TASK TO CARRY OUT: The answer must be the full listing, written out exactly.
[DATA PROVIDED]
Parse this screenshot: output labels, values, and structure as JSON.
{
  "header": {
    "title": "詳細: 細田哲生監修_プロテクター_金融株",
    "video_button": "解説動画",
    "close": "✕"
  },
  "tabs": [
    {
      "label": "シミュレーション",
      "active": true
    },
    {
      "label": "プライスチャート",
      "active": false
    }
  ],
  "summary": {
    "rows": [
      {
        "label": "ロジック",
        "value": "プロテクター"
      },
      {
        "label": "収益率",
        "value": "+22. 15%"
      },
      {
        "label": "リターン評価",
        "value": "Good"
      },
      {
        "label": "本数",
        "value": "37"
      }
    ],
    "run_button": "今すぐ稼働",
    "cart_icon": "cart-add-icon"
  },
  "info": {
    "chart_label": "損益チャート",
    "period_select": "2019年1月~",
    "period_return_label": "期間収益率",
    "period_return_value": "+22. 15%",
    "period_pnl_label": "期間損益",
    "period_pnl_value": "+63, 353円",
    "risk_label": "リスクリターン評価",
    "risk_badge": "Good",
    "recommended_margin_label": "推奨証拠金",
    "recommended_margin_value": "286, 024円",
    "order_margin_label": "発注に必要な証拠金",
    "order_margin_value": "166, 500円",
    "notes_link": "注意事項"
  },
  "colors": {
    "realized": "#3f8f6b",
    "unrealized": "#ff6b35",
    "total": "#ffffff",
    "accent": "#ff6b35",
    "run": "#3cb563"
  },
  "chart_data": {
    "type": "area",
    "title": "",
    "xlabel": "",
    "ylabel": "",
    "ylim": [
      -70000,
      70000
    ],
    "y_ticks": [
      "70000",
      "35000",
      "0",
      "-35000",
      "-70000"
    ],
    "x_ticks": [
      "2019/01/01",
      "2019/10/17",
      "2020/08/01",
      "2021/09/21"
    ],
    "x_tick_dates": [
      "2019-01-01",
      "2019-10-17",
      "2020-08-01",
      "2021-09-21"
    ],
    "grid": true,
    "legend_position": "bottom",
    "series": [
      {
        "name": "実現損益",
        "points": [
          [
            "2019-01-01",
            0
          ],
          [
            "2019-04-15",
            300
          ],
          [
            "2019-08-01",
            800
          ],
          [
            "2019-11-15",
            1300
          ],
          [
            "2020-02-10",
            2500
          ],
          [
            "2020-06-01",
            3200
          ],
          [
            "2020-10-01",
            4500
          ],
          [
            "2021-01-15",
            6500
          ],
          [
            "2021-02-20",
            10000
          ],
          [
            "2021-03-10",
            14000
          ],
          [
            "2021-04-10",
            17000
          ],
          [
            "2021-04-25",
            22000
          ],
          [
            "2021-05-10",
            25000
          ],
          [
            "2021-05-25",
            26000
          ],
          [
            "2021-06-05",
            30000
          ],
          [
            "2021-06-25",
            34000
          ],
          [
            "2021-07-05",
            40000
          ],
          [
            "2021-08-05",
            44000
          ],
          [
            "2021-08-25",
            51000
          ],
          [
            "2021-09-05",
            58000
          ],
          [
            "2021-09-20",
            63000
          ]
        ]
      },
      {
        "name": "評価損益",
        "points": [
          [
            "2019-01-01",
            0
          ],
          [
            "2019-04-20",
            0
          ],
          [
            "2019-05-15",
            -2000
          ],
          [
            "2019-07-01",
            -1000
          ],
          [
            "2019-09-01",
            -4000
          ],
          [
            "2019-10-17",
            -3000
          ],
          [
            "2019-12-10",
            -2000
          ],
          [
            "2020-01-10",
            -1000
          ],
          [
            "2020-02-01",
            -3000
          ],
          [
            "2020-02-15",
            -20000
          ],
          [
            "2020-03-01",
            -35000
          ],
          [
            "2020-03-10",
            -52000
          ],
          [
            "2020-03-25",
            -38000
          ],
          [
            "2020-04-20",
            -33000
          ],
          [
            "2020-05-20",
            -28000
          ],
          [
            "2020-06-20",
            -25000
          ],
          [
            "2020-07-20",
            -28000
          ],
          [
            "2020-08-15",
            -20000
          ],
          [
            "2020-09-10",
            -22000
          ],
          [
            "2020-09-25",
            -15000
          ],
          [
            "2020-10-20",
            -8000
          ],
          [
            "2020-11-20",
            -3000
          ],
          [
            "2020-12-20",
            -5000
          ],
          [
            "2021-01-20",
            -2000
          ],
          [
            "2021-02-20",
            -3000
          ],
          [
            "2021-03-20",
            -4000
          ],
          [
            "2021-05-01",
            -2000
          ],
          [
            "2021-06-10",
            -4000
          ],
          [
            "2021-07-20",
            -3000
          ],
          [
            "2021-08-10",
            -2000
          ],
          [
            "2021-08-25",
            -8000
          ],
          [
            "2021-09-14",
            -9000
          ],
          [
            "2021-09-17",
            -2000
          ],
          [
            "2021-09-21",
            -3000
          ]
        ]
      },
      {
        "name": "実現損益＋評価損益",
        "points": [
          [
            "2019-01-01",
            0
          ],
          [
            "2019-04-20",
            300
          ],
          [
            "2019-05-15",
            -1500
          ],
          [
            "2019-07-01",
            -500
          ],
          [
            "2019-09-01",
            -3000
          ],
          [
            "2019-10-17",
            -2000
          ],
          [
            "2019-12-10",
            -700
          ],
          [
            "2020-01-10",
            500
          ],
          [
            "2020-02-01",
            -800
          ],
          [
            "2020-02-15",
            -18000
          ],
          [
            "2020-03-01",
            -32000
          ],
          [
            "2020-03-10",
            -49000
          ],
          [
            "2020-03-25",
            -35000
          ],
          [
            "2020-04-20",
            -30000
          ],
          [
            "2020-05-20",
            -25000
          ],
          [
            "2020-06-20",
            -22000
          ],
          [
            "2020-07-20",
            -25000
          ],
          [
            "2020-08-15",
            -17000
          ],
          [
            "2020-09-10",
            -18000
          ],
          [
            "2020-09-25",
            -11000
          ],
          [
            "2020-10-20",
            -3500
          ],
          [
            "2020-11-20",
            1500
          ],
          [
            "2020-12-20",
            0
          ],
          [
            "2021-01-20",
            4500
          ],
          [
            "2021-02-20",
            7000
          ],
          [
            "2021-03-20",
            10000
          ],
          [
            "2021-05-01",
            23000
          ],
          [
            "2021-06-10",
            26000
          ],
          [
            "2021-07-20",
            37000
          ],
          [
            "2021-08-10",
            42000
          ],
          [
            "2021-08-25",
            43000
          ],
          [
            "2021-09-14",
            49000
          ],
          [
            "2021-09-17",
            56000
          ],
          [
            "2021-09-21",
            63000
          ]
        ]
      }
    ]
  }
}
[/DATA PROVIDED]
RESPONSE TO THE TASK:
Parse this screenshot: output labels, values, and structure as JSON.
{
  "header": {
    "title": "詳細: 細田哲生監修_プロテクター_金融株",
    "video_button": "解説動画",
    "close": "✕"
  },
  "tabs": [
    {
      "label": "シミュレーション",
      "active": true
    },
    {
      "label": "プライスチャート",
      "active": false
    }
  ],
  "summary": {
    "rows": [
      {
        "label": "ロジック",
        "value": "プロテクター"
      },
      {
        "label": "収益率",
        "value": "+22. 15%"
      },
      {
        "label": "リターン評価",
        "value": "Good"
      },
      {
        "label": "本数",
        "value": "37"
      }
    ],
    "run_button": "今すぐ稼働",
    "cart_icon": "cart-add-icon"
  },
  "info": {
    "chart_label": "損益チャート",
    "period_select": "2019年1月~",
    "period_return_label": "期間収益率",
    "period_return_value": "+22. 15%",
    "period_pnl_label": "期間損益",
    "period_pnl_value": "+63, 353円",
    "risk_label": "リスクリターン評価",
    "risk_badge": "Good",
    "recommended_margin_label": "推奨証拠金",
    "recommended_margin_value": "286, 024円",
    "order_margin_label": "発注に必要な証拠金",
    "order_margin_value": "166, 500円",
    "notes_link": "注意事項"
  },
  "colors": {
    "realized": "#3f8f6b",
    "unrealized": "#ff6b35",
    "total": "#ffffff",
    "accent": "#ff6b35",
    "run": "#3cb563"
  },
  "chart_data": {
    "type": "area",
    "title": "",
    "xlabel": "",
    "ylabel": "",
    "ylim": [
      -70000,
      70000
    ],
    "y_ticks": [
      "70000",
      "35000",
      "0",
      "-35000",
      "-70000"
    ],
    "x_ticks": [
      "2019/01/01",
      "2019/10/17",
      "2020/08/01",
      "2021/09/21"
    ],
    "x_tick_dates": [
      "2019-01-01",
      "2019-10-17",
      "2020-08-01",
      "2021-09-21"
    ],
    "grid": true,
    "legend_position": "bottom",
    "series": [
      {
        "name": "実現損益",
        "points": [
          [
            "2019-01-01",
            0
          ],
          [
            "2019-04-15",
            300
          ],
          [
            "2019-08-01",
            800
          ],
          [
            "2019-11-15",
            1300
          ],
          [
            "2020-02-10",
            2500
          ],
          [
            "2020-06-01",
            3200
          ],
          [
            "2020-10-01",
            4500
          ],
          [
            "2021-01-15",
            6500
          ],
          [
            "2021-02-20",
            10000
          ],
          [
            "2021-03-10",
            14000
          ],
          [
            "2021-04-10",
            17000
          ],
          [
            "2021-04-25",
            22000
          ],
          [
            "2021-05-10",
            25000
          ],
          [
            "2021-05-25",
            26000
          ],
          [
            "2021-06-05",
            30000
          ],
          [
            "2021-06-25",
            34000
          ],
          [
            "2021-07-05",
            40000
          ],
          [
            "2021-08-05",
            44000
          ],
          [
            "2021-08-25",
            51000
          ],
          [
            "2021-09-05",
            58000
          ],
          [
            "2021-09-20",
            63000
          ]
        ]
      },
      {
        "name": "評価損益",
        "points": [
          [
            "2019-01-01",
            0
          ],
          [
            "2019-04-20",
            0
          ],
          [
            "2019-05-15",
            -2000
          ],
          [
            "2019-07-01",
            -1000
          ],
          [
            "2019-09-01",
            -4000
          ],
          [
            "2019-10-17",
            -3000
          ],
          [
            "2019-12-10",
            -2000
          ],
          [
            "2020-01-10",
            -1000
          ],
          [
            "2020-02-01",
            -3000
          ],
          [
            "2020-02-15",
            -20000
          ],
          [
            "2020-03-01",
            -35000
          ],
          [
            "2020-03-10",
            -52000
          ],
          [
            "2020-03-25",
            -38000
          ],
          [
            "2020-04-20",
            -33000
          ],
          [
            "2020-05-20",
            -28000
          ],
          [
            "2020-06-20",
            -25000
          ],
          [
            "2020-07-20",
            -28000
          ],
          [
            "2020-08-15",
            -20000
          ],
          [
            "2020-09-10",
            -22000
          ],
          [
            "2020-09-25",
            -15000
          ],
          [
            "2020-10-20",
            -8000
          ],
          [
            "2020-11-20",
            -3000
          ],
          [
            "2020-12-20",
            -5000
          ],
          [
            "2021-01-20",
            -2000
          ],
          [
            "2021-02-20",
            -3000
          ],
          [
            "2021-03-20",
            -4000
          ],
          [
            "2021-05-01",
            -2000
          ],
          [
            "2021-06-10",
            -4000
          ],
          [
            "2021-07-20",
            -3000
          ],
          [
            "2021-08-10",
            -2000
          ],
          [
            "2021-08-25",
            -8000
          ],
          [
            "2021-09-14",
            -9000
          ],
          [
            "2021-09-17",
            -2000
          ],
          [
            "2021-09-21",
            -3000
          ]
        ]
      },
      {
        "name": "実現損益＋評価損益",
        "points": [
          [
            "2019-01-01",
            0
          ],
          [
            "2019-04-20",
            300
          ],
          [
            "2019-05-15",
            -1500
          ],
          [
            "2019-07-01",
            -500
          ],
          [
            "2019-09-01",
            -3000
          ],
          [
            "2019-10-17",
            -2000
          ],
          [
            "2019-12-10",
            -700
          ],
          [
            "2020-01-10",
            500
          ],
          [
            "2020-02-01",
            -800
          ],
          [
            "2020-02-15",
            -18000
          ],
          [
            "2020-03-01",
            -32000
          ],
          [
            "2020-03-10",
            -49000
          ],
          [
            "2020-03-25",
            -35000
          ],
          [
            "2020-04-20",
            -30000
          ],
          [
            "2020-05-20",
            -25000
          ],
          [
            "2020-06-20",
            -22000
          ],
          [
            "2020-07-20",
            -25000
          ],
          [
            "2020-08-15",
            -17000
          ],
          [
            "2020-09-10",
            -18000
          ],
          [
            "2020-09-25",
            -11000
          ],
          [
            "2020-10-20",
            -3500
          ],
          [
            "2020-11-20",
            1500
          ],
          [
            "2020-12-20",
            0
          ],
          [
            "2021-01-20",
            4500
          ],
          [
            "2021-02-20",
            7000
          ],
          [
            "2021-03-20",
            10000
          ],
          [
            "2021-05-01",
            23000
          ],
          [
            "2021-06-10",
            26000
          ],
          [
            "2021-07-20",
            37000
          ],
          [
            "2021-08-10",
            42000
          ],
          [
            "2021-08-25",
            43000
          ],
          [
            "2021-09-14",
            49000
          ],
          [
            "2021-09-17",
            56000
          ],
          [
            "2021-09-21",
            63000
          ]
        ]
      }
    ]
  }
}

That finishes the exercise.